I thought the IPCC believed Man was 100% at fault.
DGBEACH
2.5 / 5 (8) Jun 29, 2009
A sunspot lull correlated with the Little Ice Age -- from the 14th through 19th centuries -- when "Greenland" became a misnomer.

...so NOW the Earth is cooling (?)...can they please make up their minds!
Modernmystic
2.1 / 5 (11) Jun 29, 2009
Yes of course pink elephant...the sun has nothing whatsoever to do with how warm the Earth is......
lengould100
3 / 5 (8) Jun 29, 2009
You anti-AGW trolls should find a girlfriend an stop clogging up science websites.
Velanarris
3 / 5 (2) Jun 29, 2009
You anti-AGW trolls should find a girlfriend an stop clogging up science websites.

We could just go clog up yours if you prefer.
Quantum_Conundrum
2 / 5 (4) Jul 01, 2009
This article states that "world wide" the temperatures are actually cooler than in 2000,a nd that 2008 was one of the hottest on record, yet cooler than 2000.

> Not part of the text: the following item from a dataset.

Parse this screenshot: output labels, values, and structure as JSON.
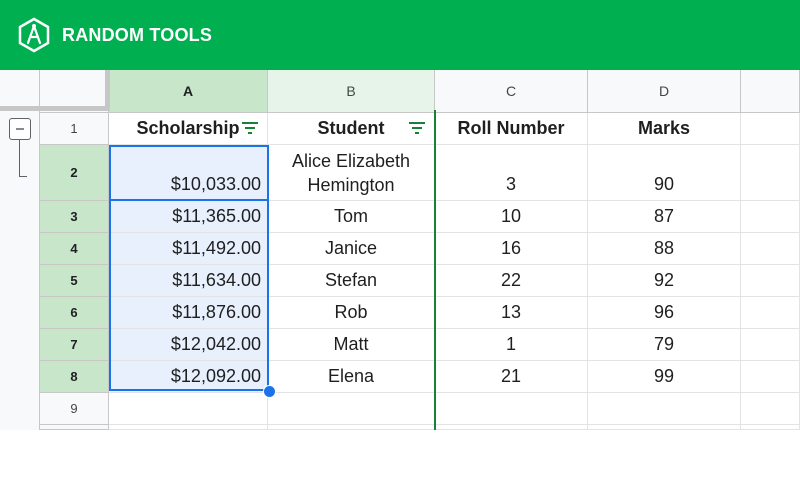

Well, that may be true on the world average, but ironically, where I live (Hammond/Ponchatoula are, Louisiana, just north of lakes Maurepas and Ponchartrain), we have had some of the hottest summers on record actually in the past 4 years. This June has had the record high temperature and the record high heat index broken by several degrees almost every day of the month. In some cases, we broke previous record highs before noon, when the hottest part of the day is, on average, about 2pm to 4pm. Just yesterday, the heat index was 118 degrees, which I have NEVER seen in this area in my life. I think there were only a couple days in June which did not break previous record highs, and those records were set in 2003-2006.

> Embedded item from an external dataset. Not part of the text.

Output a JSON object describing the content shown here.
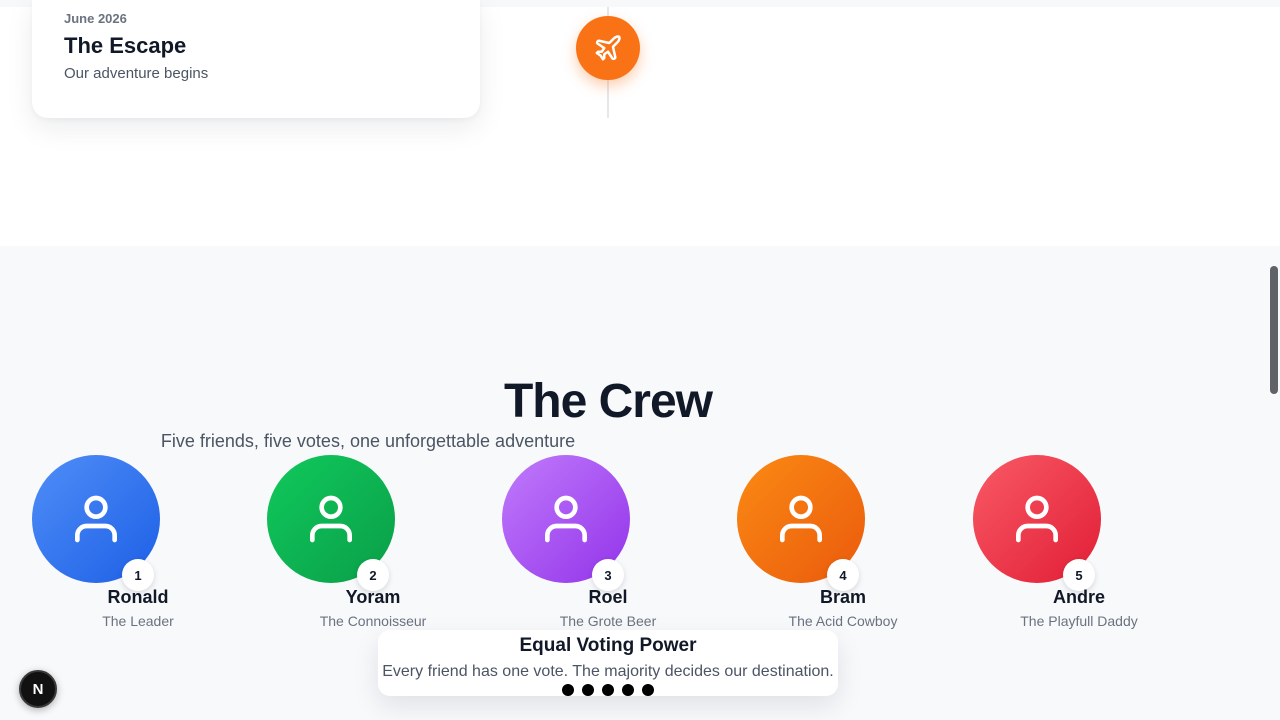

Ironically, this past december, we got BY FAR the heaviest snow accumulation in my entire life. NOrmally, It only snows w/ accumulation about once every 10 years here, and even then only half an inch to one inch. But this past december we got 8-9 inches of accumulation, which hasn't happened in this area in at least 80 years. However, other than this snow, which survived on the ground for about 3 days, maybe 4 in the shade (also longest I'd ever seen,) but other than this, it was actually a ridiculously hot winter, with very few days getting below freezing, or even close to freezing temperatures.

This past month, according to the weather channel, it rained 2.93 inches in Hammond. yet we live within about 5 miles or so of that station, and according to our THREE rain gauages, we have only gotten about 0.25 inches for the entire month of june. (and the grass shows it because even though we have watered it, a lot of it is turning brown.)

The point I'm making is that "global averages" based on point measurements at cities and buoys are misleading. It can rain two or three inches at point A, and yet not rain at all at point B a few minles away. Similarly, the record high or humidity at Point B can be broken by several degrees, and just a few miles away you may even end up setting a record low(because of cloud cover and rain, fontal boundaries, etc). It happens.

The global data don't take into account for all the spaces where there are no measurements, i.e. wilderness, and miles and miles of open oceans, and small towns that aren't really given much attention by the NWS.


ANYWAY, I still do not believe in AGW as any more than a minor, almost insignificant factor in all of this, in the greater scheme of things. It is my belief that we are still experiencing recovery from the events of the Little Ice Age. After all, the coldest day on record, and the coldest winter on record for this area (since the NWS was formed,) also happened in my lifetime (I'm 29 years old). Looks like normal fluctuations to me.